The issue leaves legislators with a grim quandary and it is left for us individually to make the call on how best to balance the passionately held views of those on both sides of the debate. I suspect the automatic reaction of many in the face of the deeply moving cases would be to legalise assisted dying. Surely, the argument goes, there is room for compassion in the legal system, provided appropriate safeguards are in place to prevent abuse?

Similar arguments were put forward in the debate which preceded the Abortion Act 1967. Abortion would be reserved for the most desperate and vulnerable. Yet since that law came into place, we now see advertisements inviting women to ‘Walk In. Walk Out’ for lunchtime terminations. I am by no means anti-abortion or indeed lamenting the introduction of that Act. An abortion remains a deeply difficult personal decision that can cause lasting emotional trauma. But Lord Steel, the architect of that Act, has himself admitted that he never anticipated ‘anything like’ the current number of terminations and said that ‘parliament never intended the law to be used in that way’.
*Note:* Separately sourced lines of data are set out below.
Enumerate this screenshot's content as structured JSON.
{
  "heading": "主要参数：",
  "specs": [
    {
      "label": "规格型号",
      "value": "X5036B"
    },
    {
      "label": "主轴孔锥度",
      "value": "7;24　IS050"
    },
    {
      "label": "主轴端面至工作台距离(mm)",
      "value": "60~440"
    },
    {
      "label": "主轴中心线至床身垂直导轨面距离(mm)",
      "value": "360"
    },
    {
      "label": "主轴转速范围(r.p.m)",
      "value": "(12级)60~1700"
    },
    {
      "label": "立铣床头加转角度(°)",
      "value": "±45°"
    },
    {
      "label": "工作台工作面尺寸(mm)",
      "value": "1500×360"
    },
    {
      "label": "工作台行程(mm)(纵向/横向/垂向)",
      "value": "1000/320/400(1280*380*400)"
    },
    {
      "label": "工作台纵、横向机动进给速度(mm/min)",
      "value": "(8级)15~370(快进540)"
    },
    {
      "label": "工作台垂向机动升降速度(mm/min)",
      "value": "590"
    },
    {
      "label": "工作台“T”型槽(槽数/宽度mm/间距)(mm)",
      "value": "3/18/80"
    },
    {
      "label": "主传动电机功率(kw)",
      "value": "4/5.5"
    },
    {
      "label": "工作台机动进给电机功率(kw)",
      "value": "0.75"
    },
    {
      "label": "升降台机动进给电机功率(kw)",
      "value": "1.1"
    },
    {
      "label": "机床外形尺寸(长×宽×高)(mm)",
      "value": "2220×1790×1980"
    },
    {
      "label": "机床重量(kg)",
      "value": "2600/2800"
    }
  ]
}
Do we want to be making those kinds of statements a few decades on from an Assisted Dying Act? Difficult cases make bad law and it should be the first duty of the state to protect the lives of its citizens, not leave them vulnerable to the manipulation of legislation. The reality is that nobody has been imprisoned since the Suicide Act 1961 and in that sense, the current system can work provided we apply a common sense approach.

We must accept too that there can never be sufficient safeguards once the state legalises one type of death at the hands of another. There can never be a safeguard, for instance, which prevents a vulnerable and confused person from feeling they have a duty to ask a doctor or two in private to end their life prematurely. Nor can you prevent a selfless person from seeing a law permitting euthanasia as an opportunity to cease being a burden – even when they have no wish to die themselves. The current law gives vulnerable people the permission not even to consider whether they should seek a premature death – and in doing so relieves them of a significant burden when they may face enough struggles in dealing with the illness or disability itself.

A legal and societal acceptance of assisted dying not only carries the risk of the right to die developing into a duty to die. It makes way for the inadvertent sanitisation of death. The reality is that much of this debate is happening in the context of tremendous funding problems in not only the NHS, but care for the elderly. If we try to introduce legal suicide, we risk creating a charter for those who think there are elderly, disabled and other people whose lives have less value than those of the rest of us. That is a very dangerous way forward.

It may seem odd that as a former lawyer and now a legislator I profoundly believe that the law’s empire should not be extended into this highly contentious sphere. Instead we should let common sense prevail. Close friends and relatives know instinctively the wishes of their nearest and dearest. They should be protected by compassionate understanding rather than illusory legal safeguards.